Jokes aside: Every word has to matter because people aren’t the only ones who are going to read your content. In case you didn’t know, Google has robots that can read — and those robots are going to decide whether or not you’re on the first page of search results. How? By evaluating the quality of your website’s content. This is 100% factual and you can learn more here.
Tip #5: Links (That’s the Best I Can Do for This One)
Finally, you have to link to other pages on your website because the robots you just met crave structure and hierarchy. Without getting too technical, linking to the other pages satiates their thirst. Have you ever seen a thirsty robot? It’s sad.
How many links should you include? Well, a good rule of thumb is 3-5 links per 500 words.
Tip #6: Proofread Everything
If you see the mistake, congratulations on being a troll. You’ll fit right in under the yellow woods’ bridge, and you’ll make a fine writer. If you missed it: We are on the sixth tip in a blog that only promises five. You will most likely not make a fine writer and these woods are too lovely, dark and deep for you.
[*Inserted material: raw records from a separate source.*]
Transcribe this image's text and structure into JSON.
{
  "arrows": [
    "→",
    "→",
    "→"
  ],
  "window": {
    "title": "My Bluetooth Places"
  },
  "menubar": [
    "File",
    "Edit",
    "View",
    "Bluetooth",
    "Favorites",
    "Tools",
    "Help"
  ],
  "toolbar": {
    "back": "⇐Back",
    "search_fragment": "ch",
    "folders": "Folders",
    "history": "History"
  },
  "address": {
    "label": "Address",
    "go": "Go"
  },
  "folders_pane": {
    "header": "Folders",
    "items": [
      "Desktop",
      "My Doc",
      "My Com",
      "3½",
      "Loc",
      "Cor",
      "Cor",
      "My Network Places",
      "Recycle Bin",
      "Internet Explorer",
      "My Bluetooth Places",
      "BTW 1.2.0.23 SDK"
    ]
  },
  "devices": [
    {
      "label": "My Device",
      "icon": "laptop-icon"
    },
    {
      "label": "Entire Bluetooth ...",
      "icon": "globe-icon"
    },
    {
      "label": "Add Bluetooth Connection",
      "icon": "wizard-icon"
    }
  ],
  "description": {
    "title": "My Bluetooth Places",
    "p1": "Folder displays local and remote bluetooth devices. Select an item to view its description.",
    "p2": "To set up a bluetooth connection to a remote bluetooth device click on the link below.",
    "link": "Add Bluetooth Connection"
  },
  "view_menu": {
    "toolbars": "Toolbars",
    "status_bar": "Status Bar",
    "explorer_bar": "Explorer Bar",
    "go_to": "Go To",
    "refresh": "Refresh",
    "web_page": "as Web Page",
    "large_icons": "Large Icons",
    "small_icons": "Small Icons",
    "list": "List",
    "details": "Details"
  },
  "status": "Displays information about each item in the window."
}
If you need more help, feel free to reach out to me directly at bollila@1SEO.com. I love talking about writing.